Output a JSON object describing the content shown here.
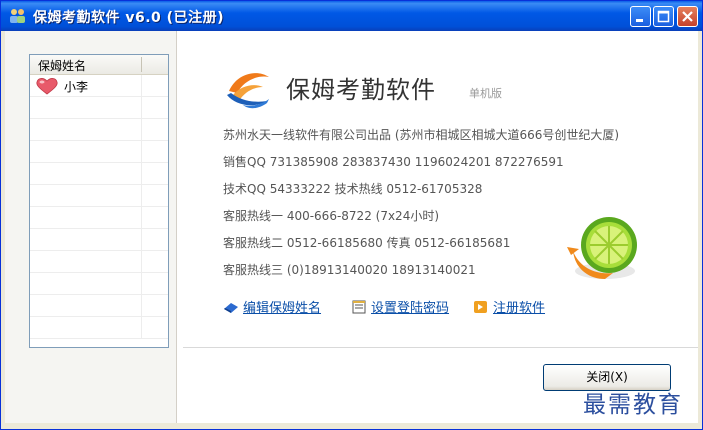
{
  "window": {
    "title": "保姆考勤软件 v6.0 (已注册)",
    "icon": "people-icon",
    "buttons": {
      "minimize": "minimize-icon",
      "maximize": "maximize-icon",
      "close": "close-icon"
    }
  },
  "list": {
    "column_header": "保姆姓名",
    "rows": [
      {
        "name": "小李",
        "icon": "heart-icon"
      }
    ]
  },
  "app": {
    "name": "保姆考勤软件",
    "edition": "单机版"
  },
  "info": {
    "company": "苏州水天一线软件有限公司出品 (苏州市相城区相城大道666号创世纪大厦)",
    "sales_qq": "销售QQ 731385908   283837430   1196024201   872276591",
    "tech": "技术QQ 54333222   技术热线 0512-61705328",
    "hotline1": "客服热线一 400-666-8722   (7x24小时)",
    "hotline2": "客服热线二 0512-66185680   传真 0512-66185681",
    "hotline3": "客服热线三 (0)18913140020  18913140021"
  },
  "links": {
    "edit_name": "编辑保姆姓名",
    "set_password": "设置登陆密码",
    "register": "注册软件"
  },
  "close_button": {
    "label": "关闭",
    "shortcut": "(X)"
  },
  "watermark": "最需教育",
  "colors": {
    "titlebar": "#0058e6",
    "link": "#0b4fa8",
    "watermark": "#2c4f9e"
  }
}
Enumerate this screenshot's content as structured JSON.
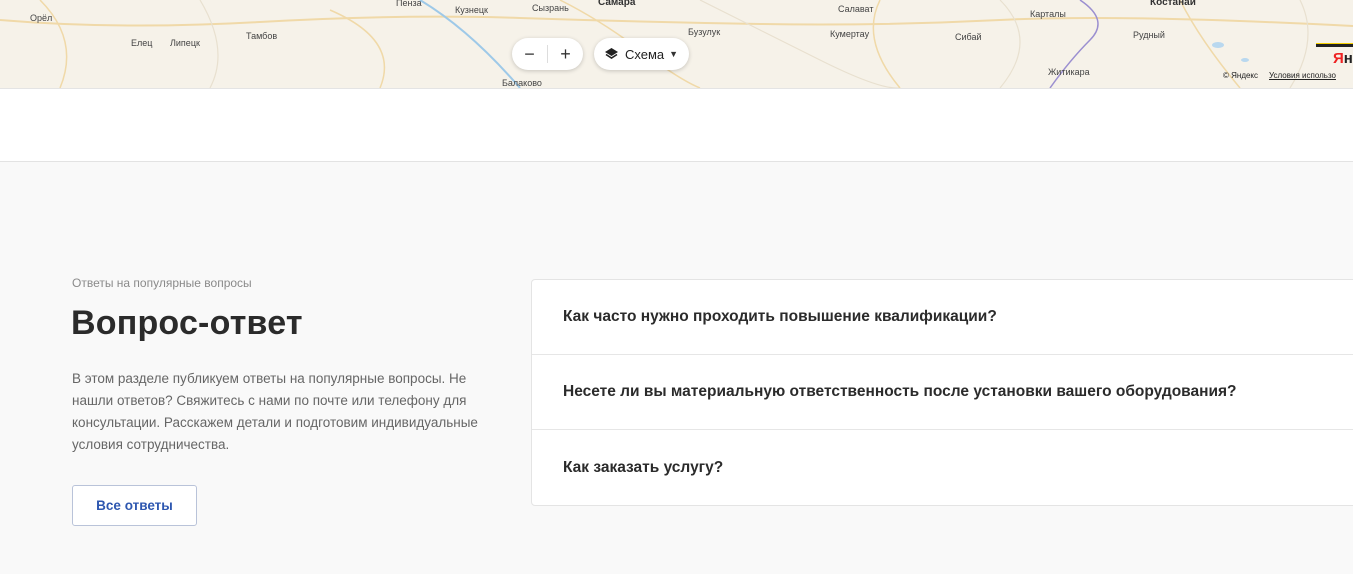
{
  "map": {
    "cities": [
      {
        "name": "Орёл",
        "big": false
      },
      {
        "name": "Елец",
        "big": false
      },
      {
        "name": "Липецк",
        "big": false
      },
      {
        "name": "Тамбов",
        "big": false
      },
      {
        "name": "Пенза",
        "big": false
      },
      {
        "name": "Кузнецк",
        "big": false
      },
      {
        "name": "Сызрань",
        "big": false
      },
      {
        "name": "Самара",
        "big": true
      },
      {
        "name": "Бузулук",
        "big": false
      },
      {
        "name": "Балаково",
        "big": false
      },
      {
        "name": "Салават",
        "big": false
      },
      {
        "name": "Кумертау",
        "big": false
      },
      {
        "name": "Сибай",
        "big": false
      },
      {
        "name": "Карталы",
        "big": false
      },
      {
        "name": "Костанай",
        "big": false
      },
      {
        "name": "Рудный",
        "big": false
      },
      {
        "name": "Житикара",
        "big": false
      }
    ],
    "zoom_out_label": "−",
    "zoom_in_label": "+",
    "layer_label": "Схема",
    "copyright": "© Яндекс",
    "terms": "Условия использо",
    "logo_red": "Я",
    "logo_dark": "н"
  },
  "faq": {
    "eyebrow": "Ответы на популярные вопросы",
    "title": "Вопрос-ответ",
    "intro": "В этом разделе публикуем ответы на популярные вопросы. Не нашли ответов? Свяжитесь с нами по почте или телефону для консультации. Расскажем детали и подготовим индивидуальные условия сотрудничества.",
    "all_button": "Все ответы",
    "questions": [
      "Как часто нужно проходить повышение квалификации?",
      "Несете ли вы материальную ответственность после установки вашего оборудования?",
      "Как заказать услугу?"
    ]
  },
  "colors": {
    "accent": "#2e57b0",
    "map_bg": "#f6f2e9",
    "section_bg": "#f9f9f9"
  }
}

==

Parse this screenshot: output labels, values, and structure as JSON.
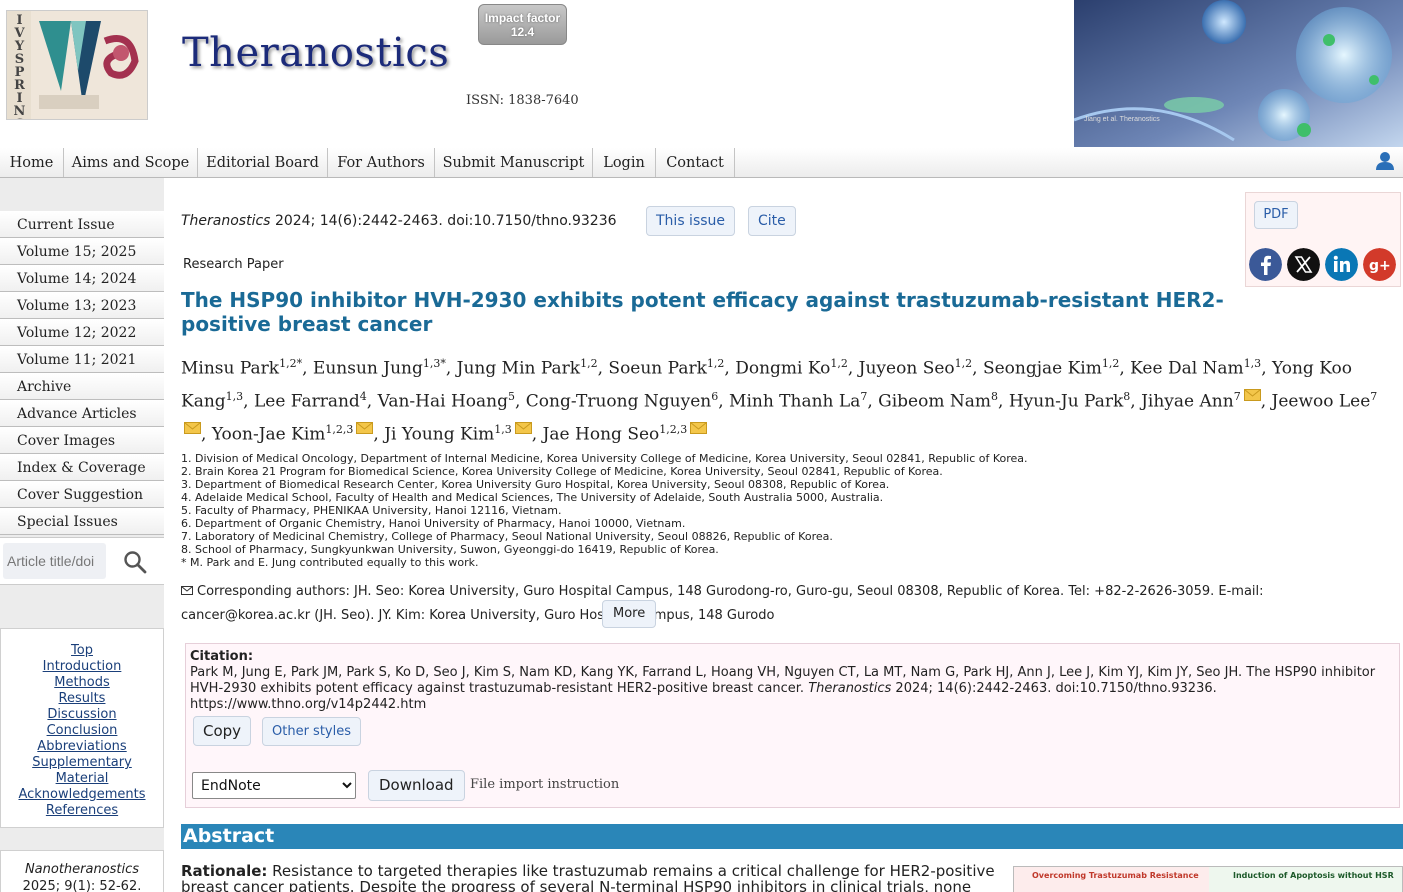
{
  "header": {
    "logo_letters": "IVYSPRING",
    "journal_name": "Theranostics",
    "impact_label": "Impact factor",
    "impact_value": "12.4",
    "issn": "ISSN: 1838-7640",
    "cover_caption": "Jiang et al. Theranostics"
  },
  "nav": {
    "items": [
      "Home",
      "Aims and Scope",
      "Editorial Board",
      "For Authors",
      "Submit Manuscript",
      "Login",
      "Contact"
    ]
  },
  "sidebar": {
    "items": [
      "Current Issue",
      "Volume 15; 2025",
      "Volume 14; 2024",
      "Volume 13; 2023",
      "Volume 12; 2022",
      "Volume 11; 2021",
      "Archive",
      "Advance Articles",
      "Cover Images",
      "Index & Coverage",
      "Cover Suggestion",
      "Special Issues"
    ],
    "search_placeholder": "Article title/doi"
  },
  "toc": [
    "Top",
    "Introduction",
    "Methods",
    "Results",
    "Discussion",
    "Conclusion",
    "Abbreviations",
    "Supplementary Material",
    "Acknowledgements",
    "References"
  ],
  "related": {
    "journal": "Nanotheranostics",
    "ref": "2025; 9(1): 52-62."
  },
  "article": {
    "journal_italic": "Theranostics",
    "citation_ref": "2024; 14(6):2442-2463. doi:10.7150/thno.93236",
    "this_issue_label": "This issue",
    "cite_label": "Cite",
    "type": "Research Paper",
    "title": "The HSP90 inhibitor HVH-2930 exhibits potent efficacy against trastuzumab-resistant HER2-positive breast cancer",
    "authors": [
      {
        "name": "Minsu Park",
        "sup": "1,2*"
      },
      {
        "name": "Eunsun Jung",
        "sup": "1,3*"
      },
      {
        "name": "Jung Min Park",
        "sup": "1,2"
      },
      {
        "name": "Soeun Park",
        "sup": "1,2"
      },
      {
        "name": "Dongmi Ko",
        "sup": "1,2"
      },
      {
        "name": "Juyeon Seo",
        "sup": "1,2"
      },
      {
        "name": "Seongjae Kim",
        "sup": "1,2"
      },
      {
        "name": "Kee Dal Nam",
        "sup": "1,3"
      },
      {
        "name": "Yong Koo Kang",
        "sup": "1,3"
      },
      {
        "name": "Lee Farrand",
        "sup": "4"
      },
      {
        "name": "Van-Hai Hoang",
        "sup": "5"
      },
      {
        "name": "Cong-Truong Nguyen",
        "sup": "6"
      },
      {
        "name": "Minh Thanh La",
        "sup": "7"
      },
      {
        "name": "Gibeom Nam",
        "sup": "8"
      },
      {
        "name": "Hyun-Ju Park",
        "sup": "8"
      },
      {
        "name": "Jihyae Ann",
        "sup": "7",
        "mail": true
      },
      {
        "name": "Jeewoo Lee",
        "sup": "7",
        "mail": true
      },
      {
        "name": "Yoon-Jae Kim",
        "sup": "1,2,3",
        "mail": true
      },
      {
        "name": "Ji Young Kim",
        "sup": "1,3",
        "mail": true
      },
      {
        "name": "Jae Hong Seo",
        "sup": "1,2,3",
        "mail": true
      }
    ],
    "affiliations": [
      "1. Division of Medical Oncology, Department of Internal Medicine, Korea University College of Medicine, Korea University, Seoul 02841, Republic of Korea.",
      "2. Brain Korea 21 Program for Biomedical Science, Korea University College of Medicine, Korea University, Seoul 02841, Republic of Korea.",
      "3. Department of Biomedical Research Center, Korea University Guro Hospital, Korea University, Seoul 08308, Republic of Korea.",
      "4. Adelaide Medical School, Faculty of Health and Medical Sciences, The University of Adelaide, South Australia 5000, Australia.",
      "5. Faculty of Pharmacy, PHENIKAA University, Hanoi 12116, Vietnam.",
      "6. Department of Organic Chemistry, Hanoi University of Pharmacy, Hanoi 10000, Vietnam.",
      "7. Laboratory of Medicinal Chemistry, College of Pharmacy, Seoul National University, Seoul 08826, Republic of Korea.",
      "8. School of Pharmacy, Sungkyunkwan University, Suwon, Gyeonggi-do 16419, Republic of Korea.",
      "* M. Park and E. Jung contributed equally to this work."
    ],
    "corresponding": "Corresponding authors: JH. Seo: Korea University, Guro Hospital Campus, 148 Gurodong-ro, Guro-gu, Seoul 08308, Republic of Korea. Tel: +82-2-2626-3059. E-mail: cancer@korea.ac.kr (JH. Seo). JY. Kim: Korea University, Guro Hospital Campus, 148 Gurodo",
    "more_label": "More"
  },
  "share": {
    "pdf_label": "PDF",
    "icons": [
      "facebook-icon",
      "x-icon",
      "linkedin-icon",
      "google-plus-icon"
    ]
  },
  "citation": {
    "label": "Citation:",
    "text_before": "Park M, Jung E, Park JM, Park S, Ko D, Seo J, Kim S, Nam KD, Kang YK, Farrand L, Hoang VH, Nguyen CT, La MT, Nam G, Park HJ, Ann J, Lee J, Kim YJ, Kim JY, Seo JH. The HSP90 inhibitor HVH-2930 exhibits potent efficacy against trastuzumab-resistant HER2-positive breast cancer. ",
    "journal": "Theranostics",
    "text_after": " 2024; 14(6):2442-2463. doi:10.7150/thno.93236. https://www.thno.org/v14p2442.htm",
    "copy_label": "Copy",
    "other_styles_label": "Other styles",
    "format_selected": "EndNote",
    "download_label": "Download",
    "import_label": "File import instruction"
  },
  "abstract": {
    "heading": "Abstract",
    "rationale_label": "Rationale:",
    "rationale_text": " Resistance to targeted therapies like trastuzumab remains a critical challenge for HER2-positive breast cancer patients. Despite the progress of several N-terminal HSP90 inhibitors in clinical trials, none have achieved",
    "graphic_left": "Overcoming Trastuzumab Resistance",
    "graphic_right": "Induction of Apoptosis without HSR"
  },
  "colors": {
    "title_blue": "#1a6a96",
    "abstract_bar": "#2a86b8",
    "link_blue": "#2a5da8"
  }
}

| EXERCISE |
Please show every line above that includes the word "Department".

| SOLUTION TO THIS PROBLEM |
      "1. Division of Medical Oncology, Department of Internal Medicine, Korea University College of Medicine, Korea University, Seoul 02841, Republic of Korea.",
      "3. Department of Biomedical Research Center, Korea University Guro Hospital, Korea University, Seoul 08308, Republic of Korea.",
      "6. Department of Organic Chemistry, Hanoi University of Pharmacy, Hanoi 10000, Vietnam.",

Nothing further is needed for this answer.